■ Aim of the exercise
Among the entries below, find all lines that include "JSON" and copy them.

*** Opening Excerpted data ***

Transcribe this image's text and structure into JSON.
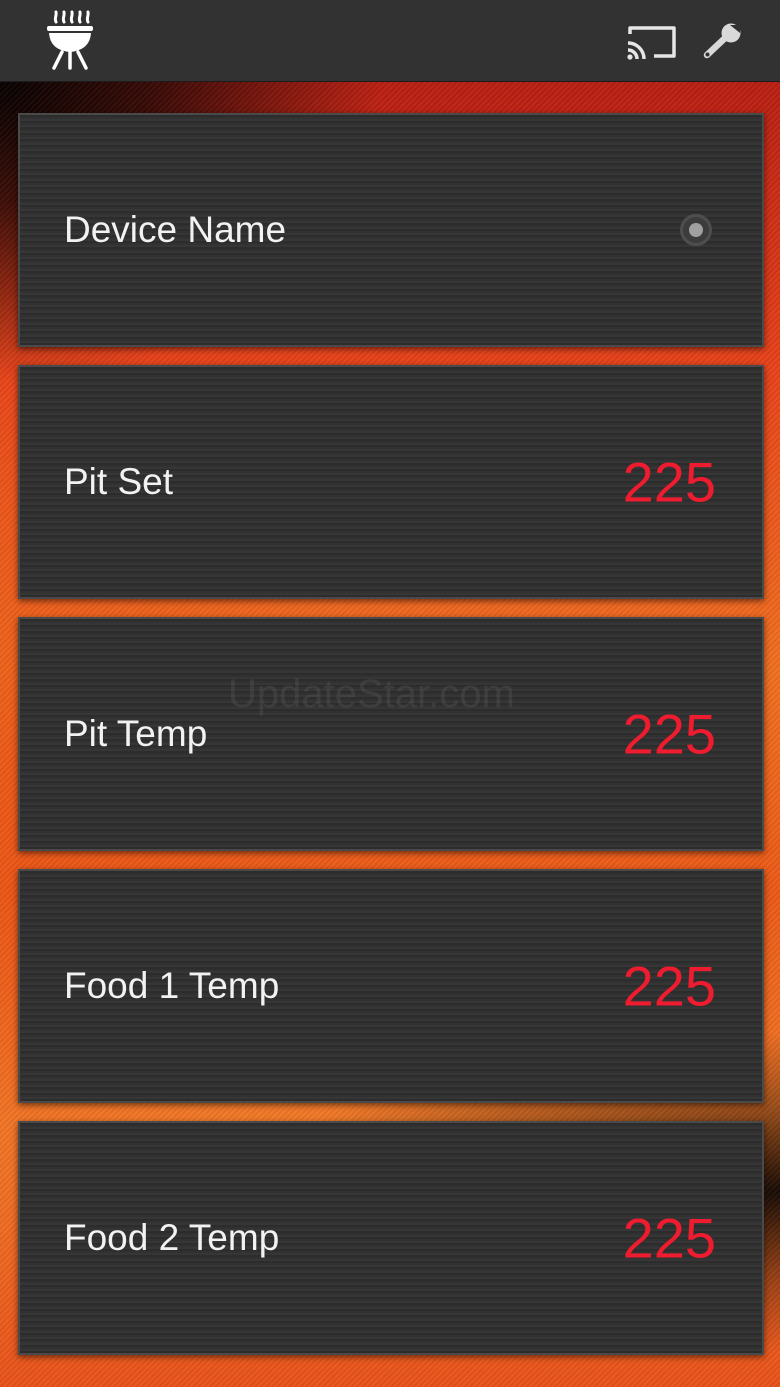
{
  "header": {
    "logo_icon": "grill-icon",
    "actions": [
      {
        "icon": "cast-icon"
      },
      {
        "icon": "wrench-icon"
      }
    ]
  },
  "device": {
    "label": "Device Name",
    "status_icon": "connection-status-icon"
  },
  "readings": [
    {
      "label": "Pit Set",
      "value": "225"
    },
    {
      "label": "Pit Temp",
      "value": "225"
    },
    {
      "label": "Food 1 Temp",
      "value": "225"
    },
    {
      "label": "Food 2 Temp",
      "value": "225"
    }
  ],
  "watermark": "UpdateStar.com",
  "colors": {
    "value_red": "#ee1c2e",
    "header_bg": "#323232",
    "card_bg": "#303030",
    "accent_orange": "#f07020"
  }
}
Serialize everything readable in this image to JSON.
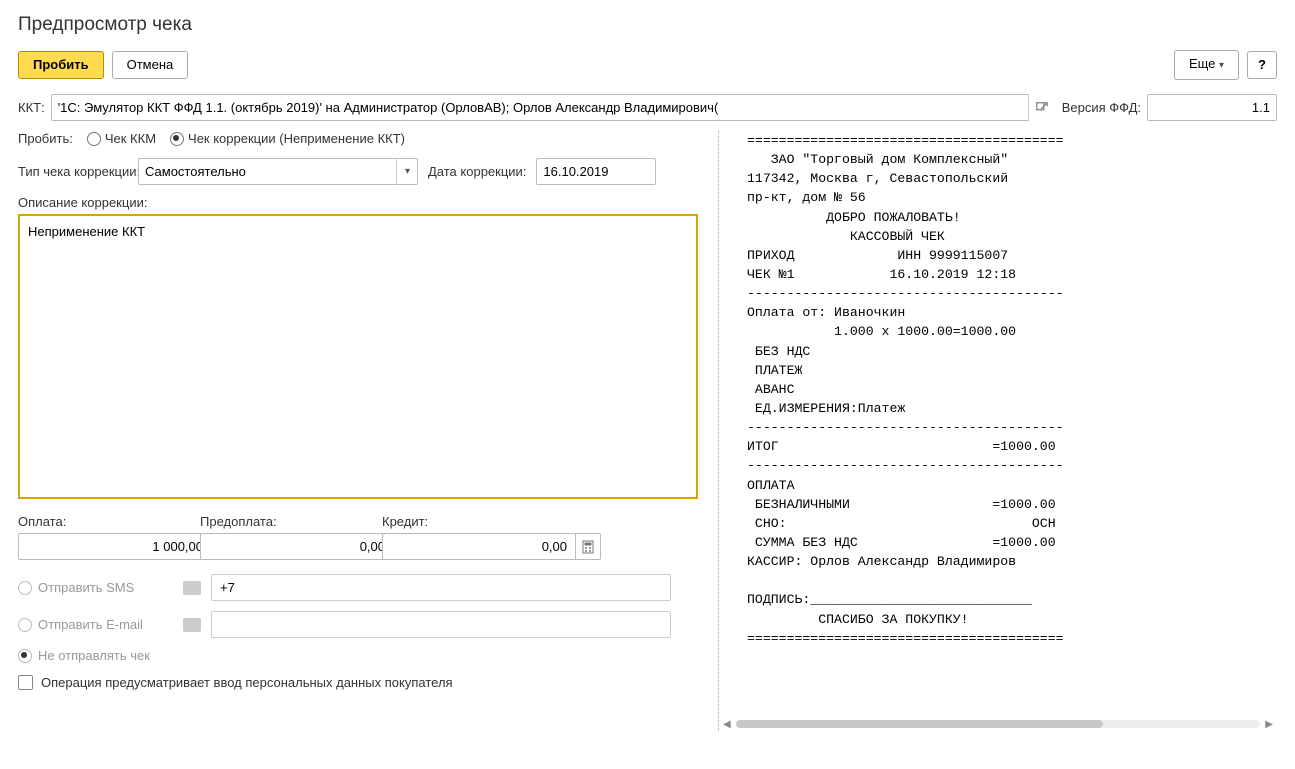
{
  "title": "Предпросмотр чека",
  "buttons": {
    "probit": "Пробить",
    "cancel": "Отмена",
    "more": "Еще",
    "help": "?"
  },
  "kkt": {
    "label": "ККТ:",
    "value": "'1С: Эмулятор ККТ ФФД 1.1. (октябрь 2019)' на Администратор (ОрловАВ); Орлов Александр Владимирович(",
    "version_label": "Версия ФФД:",
    "version_value": "1.1"
  },
  "punch": {
    "label": "Пробить:",
    "opt_kkm": "Чек ККМ",
    "opt_corr": "Чек коррекции (Неприменение ККТ)"
  },
  "corr": {
    "type_label": "Тип чека коррекции:",
    "type_value": "Самостоятельно",
    "date_label": "Дата коррекции:",
    "date_value": "16.10.2019",
    "desc_label": "Описание коррекции:",
    "desc_value": "Неприменение ККТ"
  },
  "amounts": {
    "pay_label": "Оплата:",
    "pay_value": "1 000,00",
    "prepay_label": "Предоплата:",
    "prepay_value": "0,00",
    "credit_label": "Кредит:",
    "credit_value": "0,00"
  },
  "send": {
    "sms_label": "Отправить SMS",
    "sms_value": "+7",
    "email_label": "Отправить E-mail",
    "none_label": "Не отправлять чек",
    "personal_data": "Операция предусматривает ввод персональных данных покупателя"
  },
  "receipt": "========================================\n   ЗАО \"Торговый дом Комплексный\"\n117342, Москва г, Севастопольский\nпр-кт, дом № 56\n          ДОБРО ПОЖАЛОВАТЬ!\n             КАССОВЫЙ ЧЕК\nПРИХОД             ИНН 9999115007\nЧЕК №1            16.10.2019 12:18\n----------------------------------------\nОплата от: Иваночкин\n           1.000 x 1000.00=1000.00\n БЕЗ НДС\n ПЛАТЕЖ\n АВАНС\n ЕД.ИЗМЕРЕНИЯ:Платеж\n----------------------------------------\nИТОГ                           =1000.00\n----------------------------------------\nОПЛАТА\n БЕЗНАЛИЧНЫМИ                  =1000.00\n СНО:                               ОСН\n СУММА БЕЗ НДС                 =1000.00\nКАССИР: Орлов Александр Владимиров\n\nПОДПИСЬ:____________________________\n         СПАСИБО ЗА ПОКУПКУ!\n========================================"
}
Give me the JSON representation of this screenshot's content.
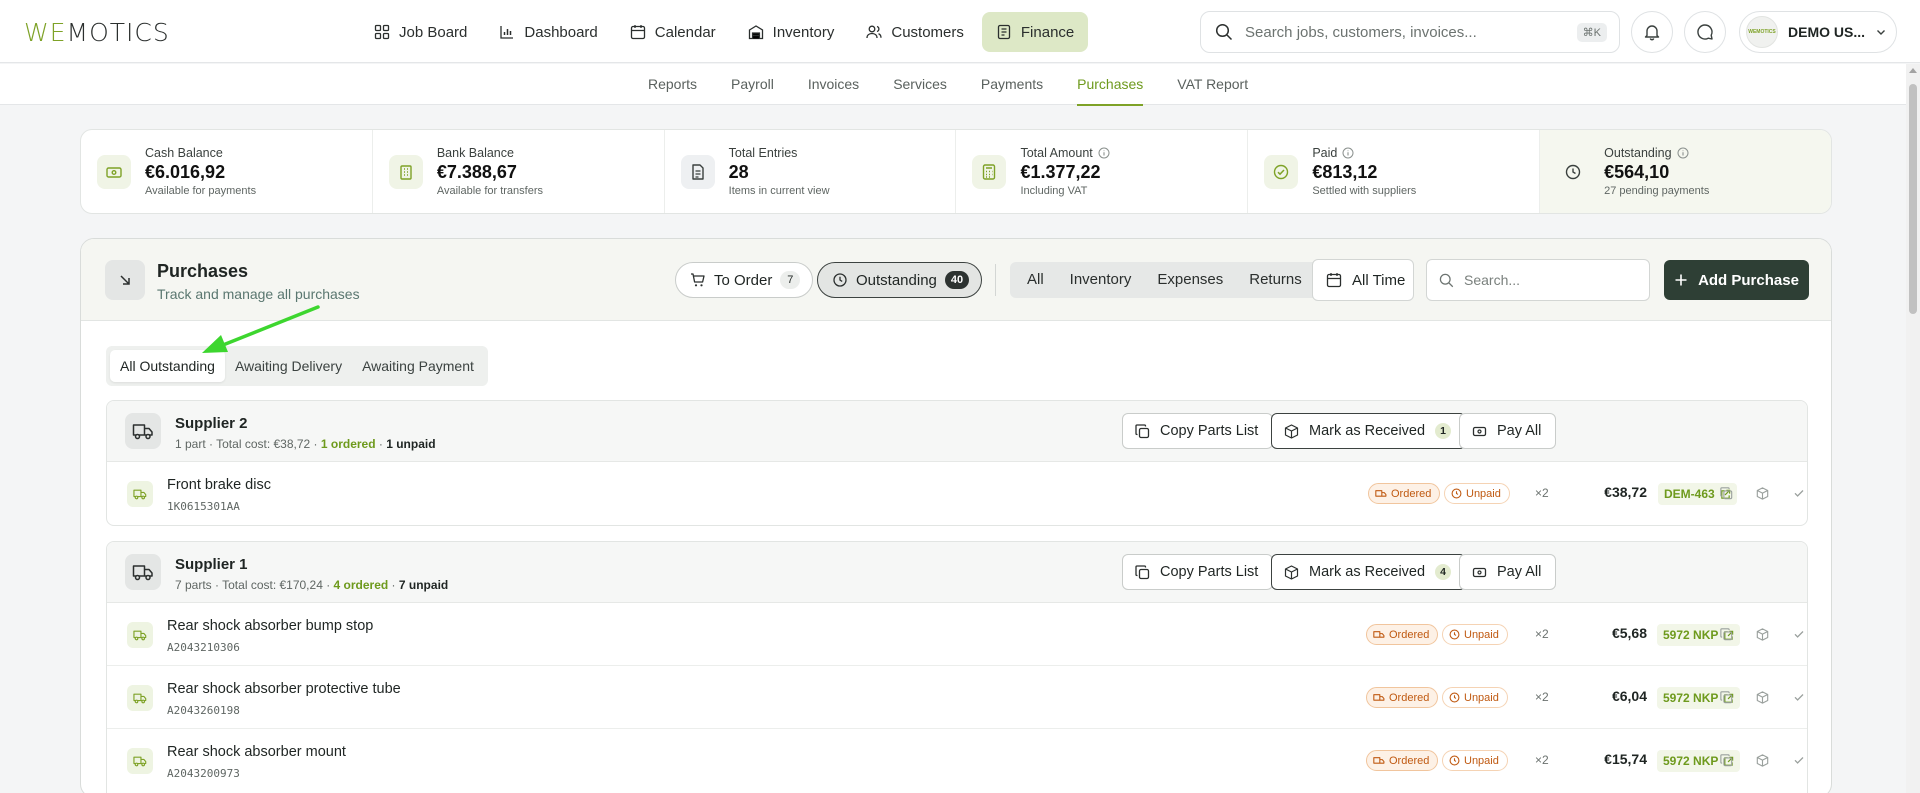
{
  "brand": {
    "logo_prefix": "WE",
    "logo_suffix": "MOTICS",
    "accent": "#7ea227",
    "dark_button": "#2e3f35"
  },
  "nav": {
    "items": [
      {
        "label": "Job Board",
        "icon": "grid-icon"
      },
      {
        "label": "Dashboard",
        "icon": "bar-chart-icon"
      },
      {
        "label": "Calendar",
        "icon": "calendar-icon"
      },
      {
        "label": "Inventory",
        "icon": "warehouse-icon"
      },
      {
        "label": "Customers",
        "icon": "users-icon"
      },
      {
        "label": "Finance",
        "icon": "receipt-icon",
        "active": true
      }
    ]
  },
  "search": {
    "placeholder": "Search jobs, customers, invoices...",
    "shortcut": "⌘K"
  },
  "user": {
    "name": "DEMO US...",
    "avatar_text": "WEMOTICS"
  },
  "subnav": {
    "items": [
      "Reports",
      "Payroll",
      "Invoices",
      "Services",
      "Payments",
      "Purchases",
      "VAT Report"
    ],
    "active": "Purchases"
  },
  "stats": [
    {
      "label": "Cash Balance",
      "value": "€6.016,92",
      "sub": "Available for payments",
      "icon": "cash-icon"
    },
    {
      "label": "Bank Balance",
      "value": "€7.388,67",
      "sub": "Available for transfers",
      "icon": "bank-icon"
    },
    {
      "label": "Total Entries",
      "value": "28",
      "sub": "Items in current view",
      "icon": "document-icon"
    },
    {
      "label": "Total Amount",
      "value": "€1.377,22",
      "sub": "Including VAT",
      "icon": "calculator-icon",
      "info": true
    },
    {
      "label": "Paid",
      "value": "€813,12",
      "sub": "Settled with suppliers",
      "icon": "check-circle-icon",
      "info": true
    },
    {
      "label": "Outstanding",
      "value": "€564,10",
      "sub": "27 pending payments",
      "icon": "clock-icon",
      "info": true
    }
  ],
  "purchases": {
    "title": "Purchases",
    "subtitle": "Track and manage all purchases",
    "filters": [
      {
        "label": "To Order",
        "count": "7"
      },
      {
        "label": "Outstanding",
        "count": "40",
        "active": true
      }
    ],
    "types": [
      "All",
      "Inventory",
      "Expenses",
      "Returns"
    ],
    "time_filter": "All Time",
    "search_placeholder": "Search...",
    "add_label": "Add Purchase",
    "subtabs": [
      "All Outstanding",
      "Awaiting Delivery",
      "Awaiting Payment"
    ],
    "active_subtab": "All Outstanding"
  },
  "group_actions": {
    "copy": "Copy Parts List",
    "received": "Mark as Received",
    "pay": "Pay All"
  },
  "badges": {
    "ordered": "Ordered",
    "unpaid": "Unpaid"
  },
  "suppliers": [
    {
      "name": "Supplier 2",
      "meta_prefix": "1 part · Total cost: €38,72 · ",
      "ordered": "1 ordered",
      "sep": " · ",
      "unpaid": "1 unpaid",
      "received_count": "1",
      "items": [
        {
          "name": "Front brake disc",
          "code": "1K0615301AA",
          "qty": "×2",
          "price": "€38,72",
          "ref": "DEM-463"
        }
      ]
    },
    {
      "name": "Supplier 1",
      "meta_prefix": "7 parts · Total cost: €170,24 · ",
      "ordered": "4 ordered",
      "sep": " · ",
      "unpaid": "7 unpaid",
      "received_count": "4",
      "items": [
        {
          "name": "Rear shock absorber bump stop",
          "code": "A2043210306",
          "qty": "×2",
          "price": "€5,68",
          "ref": "5972 NKP"
        },
        {
          "name": "Rear shock absorber protective tube",
          "code": "A2043260198",
          "qty": "×2",
          "price": "€6,04",
          "ref": "5972 NKP"
        },
        {
          "name": "Rear shock absorber mount",
          "code": "A2043200973",
          "qty": "×2",
          "price": "€15,74",
          "ref": "5972 NKP"
        }
      ]
    }
  ],
  "annotation": {
    "color": "#3dd62f",
    "target": "All Outstanding"
  }
}
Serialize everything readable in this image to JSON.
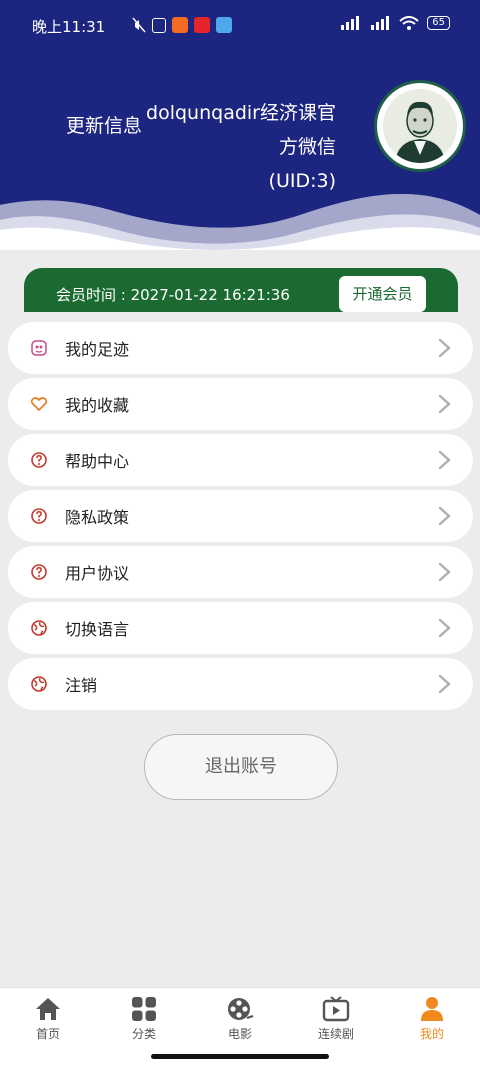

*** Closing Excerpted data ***

■ Task result
Transcribe this image's text and structure into JSON.
Serialize everything readable in this image to JSON.
Give me the JSON representation of this screenshot's content.
Serialize everything readable in this image to JSON.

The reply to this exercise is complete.